      I placed the Plane 1 at the location where I know the maximum cross-sectional area is, but the plane is just for illustration purposes. For a different model or a different shape, that maximum cross-section might be somewhere else along the Z axis. I need my macro to find that spot on it's own, and tell me the location and area values of that cross-section with a reasonable precision.

       

      I'm actually doing this with virtual bodies to speed things up. The closest solution I could think of was measuring the boundaries of the model, slicing it into, say 100 slices, and measuring area of each slice to find the one with the largest area. But this is a very crude method, I'm sure there's a more elegant one. I also thought of producing an outline (shadow) of the body on a plane, and measuring it's area, but with certain body shapes, this might produce inaccurate results. Bottom line, I want avoid using features and sketches at all costs.

       

      I would be grateful if you could suggest some ideas.

       

      Thanks in advance!

        • Re: Finding the maximum cross-sectional area of a body along an axis (VB.NET)
          Terry Raymond

          Wow that is an interesting and seemingly difficult problem to solve, especially if there are no predefined conditions on the shape of the body.

           

          If the bodies can have complex profiles (moon shapes, hollow, etc), your described method is probably best.
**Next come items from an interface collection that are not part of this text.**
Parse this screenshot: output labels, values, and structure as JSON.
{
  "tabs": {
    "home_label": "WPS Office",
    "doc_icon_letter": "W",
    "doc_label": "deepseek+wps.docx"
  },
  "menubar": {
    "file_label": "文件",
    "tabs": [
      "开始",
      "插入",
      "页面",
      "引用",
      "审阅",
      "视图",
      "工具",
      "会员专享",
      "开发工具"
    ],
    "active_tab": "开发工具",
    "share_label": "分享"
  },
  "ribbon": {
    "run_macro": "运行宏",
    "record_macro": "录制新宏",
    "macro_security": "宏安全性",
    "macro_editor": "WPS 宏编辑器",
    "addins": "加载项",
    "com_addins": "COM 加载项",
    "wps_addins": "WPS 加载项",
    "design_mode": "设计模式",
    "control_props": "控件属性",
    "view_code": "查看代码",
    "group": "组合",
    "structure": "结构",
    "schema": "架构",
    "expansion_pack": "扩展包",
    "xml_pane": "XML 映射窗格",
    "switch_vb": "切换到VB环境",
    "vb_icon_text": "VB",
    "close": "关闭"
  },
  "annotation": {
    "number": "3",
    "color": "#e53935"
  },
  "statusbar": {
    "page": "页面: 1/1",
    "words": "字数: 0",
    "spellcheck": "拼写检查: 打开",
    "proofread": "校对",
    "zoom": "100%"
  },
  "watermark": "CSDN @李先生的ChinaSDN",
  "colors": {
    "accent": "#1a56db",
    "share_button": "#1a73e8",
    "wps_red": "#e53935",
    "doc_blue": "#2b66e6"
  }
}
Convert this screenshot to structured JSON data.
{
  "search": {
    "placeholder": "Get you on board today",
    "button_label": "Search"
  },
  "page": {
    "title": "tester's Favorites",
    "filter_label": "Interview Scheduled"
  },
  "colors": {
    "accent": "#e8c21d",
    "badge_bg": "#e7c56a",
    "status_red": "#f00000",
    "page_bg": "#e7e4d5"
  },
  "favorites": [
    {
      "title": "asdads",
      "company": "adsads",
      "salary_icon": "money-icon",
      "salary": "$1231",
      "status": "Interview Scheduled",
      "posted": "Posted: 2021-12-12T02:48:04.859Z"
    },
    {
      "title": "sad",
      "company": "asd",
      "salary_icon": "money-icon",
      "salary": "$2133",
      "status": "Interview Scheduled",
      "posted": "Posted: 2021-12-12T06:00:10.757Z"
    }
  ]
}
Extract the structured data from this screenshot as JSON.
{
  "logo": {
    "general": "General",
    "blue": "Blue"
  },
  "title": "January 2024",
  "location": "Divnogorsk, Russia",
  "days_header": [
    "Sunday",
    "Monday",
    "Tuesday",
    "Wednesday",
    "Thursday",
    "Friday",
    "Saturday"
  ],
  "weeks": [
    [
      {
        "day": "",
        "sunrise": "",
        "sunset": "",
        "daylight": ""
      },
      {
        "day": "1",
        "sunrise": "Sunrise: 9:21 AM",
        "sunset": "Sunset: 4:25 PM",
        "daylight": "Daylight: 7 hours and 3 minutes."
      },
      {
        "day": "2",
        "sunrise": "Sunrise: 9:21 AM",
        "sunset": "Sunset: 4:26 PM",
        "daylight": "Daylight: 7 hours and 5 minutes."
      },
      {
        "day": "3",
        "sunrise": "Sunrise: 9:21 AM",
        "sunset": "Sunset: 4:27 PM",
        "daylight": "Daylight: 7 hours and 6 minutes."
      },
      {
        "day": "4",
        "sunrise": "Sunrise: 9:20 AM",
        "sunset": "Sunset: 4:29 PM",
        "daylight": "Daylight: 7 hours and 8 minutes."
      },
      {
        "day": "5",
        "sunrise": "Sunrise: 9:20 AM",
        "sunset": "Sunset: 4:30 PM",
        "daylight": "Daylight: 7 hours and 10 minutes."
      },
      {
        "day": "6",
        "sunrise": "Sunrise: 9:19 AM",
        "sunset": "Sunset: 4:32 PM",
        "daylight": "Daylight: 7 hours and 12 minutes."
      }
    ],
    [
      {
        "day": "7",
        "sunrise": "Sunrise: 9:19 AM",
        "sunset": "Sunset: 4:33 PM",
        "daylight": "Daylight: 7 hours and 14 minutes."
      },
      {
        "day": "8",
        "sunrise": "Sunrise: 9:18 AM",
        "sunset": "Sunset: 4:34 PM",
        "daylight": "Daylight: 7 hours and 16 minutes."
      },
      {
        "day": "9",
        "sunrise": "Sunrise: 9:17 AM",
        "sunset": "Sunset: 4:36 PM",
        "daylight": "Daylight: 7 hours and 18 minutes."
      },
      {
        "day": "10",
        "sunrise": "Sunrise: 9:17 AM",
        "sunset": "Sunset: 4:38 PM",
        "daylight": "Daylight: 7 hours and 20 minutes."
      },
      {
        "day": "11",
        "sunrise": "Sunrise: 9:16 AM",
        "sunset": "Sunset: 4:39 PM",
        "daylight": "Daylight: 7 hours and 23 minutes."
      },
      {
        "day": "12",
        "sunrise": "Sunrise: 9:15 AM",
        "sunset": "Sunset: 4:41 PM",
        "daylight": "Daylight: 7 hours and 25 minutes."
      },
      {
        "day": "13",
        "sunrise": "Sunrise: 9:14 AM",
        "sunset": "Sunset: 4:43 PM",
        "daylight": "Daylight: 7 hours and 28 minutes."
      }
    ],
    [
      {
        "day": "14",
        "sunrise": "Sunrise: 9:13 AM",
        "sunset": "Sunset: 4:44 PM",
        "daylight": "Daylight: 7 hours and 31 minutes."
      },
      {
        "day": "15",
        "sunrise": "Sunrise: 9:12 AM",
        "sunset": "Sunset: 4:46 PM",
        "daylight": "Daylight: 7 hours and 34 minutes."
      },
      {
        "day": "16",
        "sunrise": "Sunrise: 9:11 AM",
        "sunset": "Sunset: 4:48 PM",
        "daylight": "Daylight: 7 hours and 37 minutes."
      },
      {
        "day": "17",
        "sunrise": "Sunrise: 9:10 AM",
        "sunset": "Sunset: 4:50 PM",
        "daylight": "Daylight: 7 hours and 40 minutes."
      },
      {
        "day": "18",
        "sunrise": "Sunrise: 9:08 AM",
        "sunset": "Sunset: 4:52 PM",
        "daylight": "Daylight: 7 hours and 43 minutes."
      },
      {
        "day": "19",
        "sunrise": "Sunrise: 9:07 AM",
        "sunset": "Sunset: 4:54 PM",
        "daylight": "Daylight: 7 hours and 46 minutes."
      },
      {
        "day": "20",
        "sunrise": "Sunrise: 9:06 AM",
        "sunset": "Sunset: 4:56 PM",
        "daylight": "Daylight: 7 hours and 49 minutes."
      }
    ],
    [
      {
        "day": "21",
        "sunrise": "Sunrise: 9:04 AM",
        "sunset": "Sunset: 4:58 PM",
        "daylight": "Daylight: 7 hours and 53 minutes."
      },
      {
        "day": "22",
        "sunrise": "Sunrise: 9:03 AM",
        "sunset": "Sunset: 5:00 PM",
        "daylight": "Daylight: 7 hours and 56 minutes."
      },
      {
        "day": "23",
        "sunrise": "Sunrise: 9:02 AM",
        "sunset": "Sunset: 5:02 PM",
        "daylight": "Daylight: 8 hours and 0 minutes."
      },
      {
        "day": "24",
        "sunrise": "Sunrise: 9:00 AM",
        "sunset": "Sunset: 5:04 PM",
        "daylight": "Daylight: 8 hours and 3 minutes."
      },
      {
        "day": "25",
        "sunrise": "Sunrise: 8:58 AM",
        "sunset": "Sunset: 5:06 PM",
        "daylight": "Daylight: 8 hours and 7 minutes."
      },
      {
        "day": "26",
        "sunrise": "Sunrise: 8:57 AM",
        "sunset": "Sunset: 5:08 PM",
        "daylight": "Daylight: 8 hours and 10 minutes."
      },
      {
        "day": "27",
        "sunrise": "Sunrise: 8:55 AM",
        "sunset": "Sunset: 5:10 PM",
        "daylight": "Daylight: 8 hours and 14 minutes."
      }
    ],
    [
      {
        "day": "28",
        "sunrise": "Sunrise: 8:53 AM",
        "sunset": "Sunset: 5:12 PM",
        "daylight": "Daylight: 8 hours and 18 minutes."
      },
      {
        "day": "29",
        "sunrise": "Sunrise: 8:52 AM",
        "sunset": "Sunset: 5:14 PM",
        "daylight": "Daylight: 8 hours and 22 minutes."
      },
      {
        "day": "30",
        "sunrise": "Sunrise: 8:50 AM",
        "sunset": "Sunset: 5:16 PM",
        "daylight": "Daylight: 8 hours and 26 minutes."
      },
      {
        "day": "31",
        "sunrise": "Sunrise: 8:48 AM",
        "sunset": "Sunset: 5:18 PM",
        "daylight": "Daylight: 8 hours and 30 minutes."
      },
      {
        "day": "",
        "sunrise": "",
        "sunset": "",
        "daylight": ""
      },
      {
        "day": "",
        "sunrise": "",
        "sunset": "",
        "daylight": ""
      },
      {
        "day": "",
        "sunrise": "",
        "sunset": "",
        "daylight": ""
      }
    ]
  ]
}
You might add an iteration to zero in on the largest cross section.

           

          If above is too slow, and your profiles are solid and aren’t too crazy, take a look at Body2::GetExtremePoints.  You could run that in a few directions to get an idea where the largest cross section is located, and then check those and nearby cross sections for the largest.